PROVIDED ENTRIES section start

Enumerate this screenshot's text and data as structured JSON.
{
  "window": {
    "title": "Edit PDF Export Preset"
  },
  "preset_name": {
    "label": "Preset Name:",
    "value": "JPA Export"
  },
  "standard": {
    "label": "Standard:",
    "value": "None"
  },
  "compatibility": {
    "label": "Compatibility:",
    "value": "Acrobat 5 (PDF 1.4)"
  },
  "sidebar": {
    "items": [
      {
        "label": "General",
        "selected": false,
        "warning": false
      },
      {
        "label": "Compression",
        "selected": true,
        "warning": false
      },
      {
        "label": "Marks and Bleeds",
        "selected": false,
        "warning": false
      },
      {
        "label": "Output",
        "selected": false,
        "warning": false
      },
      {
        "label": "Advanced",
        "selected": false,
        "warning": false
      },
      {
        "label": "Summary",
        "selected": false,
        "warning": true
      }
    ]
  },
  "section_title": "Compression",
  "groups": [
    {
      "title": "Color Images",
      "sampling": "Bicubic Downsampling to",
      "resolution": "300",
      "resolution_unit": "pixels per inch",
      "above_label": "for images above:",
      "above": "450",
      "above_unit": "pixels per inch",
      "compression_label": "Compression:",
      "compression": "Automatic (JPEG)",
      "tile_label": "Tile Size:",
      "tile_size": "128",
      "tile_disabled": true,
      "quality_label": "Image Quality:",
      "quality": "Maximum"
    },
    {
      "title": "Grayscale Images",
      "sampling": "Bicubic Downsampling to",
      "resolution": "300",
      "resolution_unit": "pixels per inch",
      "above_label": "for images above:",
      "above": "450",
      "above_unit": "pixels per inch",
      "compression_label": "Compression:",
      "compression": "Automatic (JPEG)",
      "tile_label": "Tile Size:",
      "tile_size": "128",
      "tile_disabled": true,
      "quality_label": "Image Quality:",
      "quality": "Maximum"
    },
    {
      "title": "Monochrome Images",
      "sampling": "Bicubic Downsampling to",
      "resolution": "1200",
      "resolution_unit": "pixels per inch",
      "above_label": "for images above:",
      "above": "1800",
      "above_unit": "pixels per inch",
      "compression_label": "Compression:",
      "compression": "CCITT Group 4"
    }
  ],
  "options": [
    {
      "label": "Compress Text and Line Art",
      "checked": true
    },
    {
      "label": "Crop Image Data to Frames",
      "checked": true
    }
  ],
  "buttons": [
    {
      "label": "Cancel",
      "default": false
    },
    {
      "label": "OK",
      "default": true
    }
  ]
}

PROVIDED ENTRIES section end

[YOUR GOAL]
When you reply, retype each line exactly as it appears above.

[EXERCISE RESULT]
Enumerate this screenshot's text and data as structured JSON.
{
  "window": {
    "title": "Edit PDF Export Preset"
  },
  "preset_name": {
    "label": "Preset Name:",
    "value": "JPA Export"
  },
  "standard": {
    "label": "Standard:",
    "value": "None"
  },
  "compatibility": {
    "label": "Compatibility:",
    "value": "Acrobat 5 (PDF 1.4)"
  },
  "sidebar": {
    "items": [
      {
        "label": "General",
        "selected": false,
        "warning": false
      },
      {
        "label": "Compression",
        "selected": true,
        "warning": false
      },
      {
        "label": "Marks and Bleeds",
        "selected": false,
        "warning": false
      },
      {
        "label": "Output",
        "selected": false,
        "warning": false
      },
      {
        "label": "Advanced",
        "selected": false,
        "warning": false
      },
      {
        "label": "Summary",
        "selected": false,
        "warning": true
      }
    ]
  },
  "section_title": "Compression",
  "groups": [
    {
      "title": "Color Images",
      "sampling": "Bicubic Downsampling to",
      "resolution": "300",
      "resolution_unit": "pixels per inch",
      "above_label": "for images above:",
      "above": "450",
      "above_unit": "pixels per inch",
      "compression_label": "Compression:",
      "compression": "Automatic (JPEG)",
      "tile_label": "Tile Size:",
      "tile_size": "128",
      "tile_disabled": true,
      "quality_label": "Image Quality:",
      "quality": "Maximum"
    },
    {
      "title": "Grayscale Images",
      "sampling": "Bicubic Downsampling to",
      "resolution": "300",
      "resolution_unit": "pixels per inch",
      "above_label": "for images above:",
      "above": "450",
      "above_unit": "pixels per inch",
      "compression_label": "Compression:",
      "compression": "Automatic (JPEG)",
      "tile_label": "Tile Size:",
      "tile_size": "128",
      "tile_disabled": true,
      "quality_label": "Image Quality:",
      "quality": "Maximum"
    },
    {
      "title": "Monochrome Images",
      "sampling": "Bicubic Downsampling to",
      "resolution": "1200",
      "resolution_unit": "pixels per inch",
      "above_label": "for images above:",
      "above": "1800",
      "above_unit": "pixels per inch",
      "compression_label": "Compression:",
      "compression": "CCITT Group 4"
    }
  ],
  "options": [
    {
      "label": "Compress Text and Line Art",
      "checked": true
    },
    {
      "label": "Crop Image Data to Frames",
      "checked": true
    }
  ],
  "buttons": [
    {
      "label": "Cancel",
      "default": false
    },
    {
      "label": "OK",
      "default": true
    }
  ]
}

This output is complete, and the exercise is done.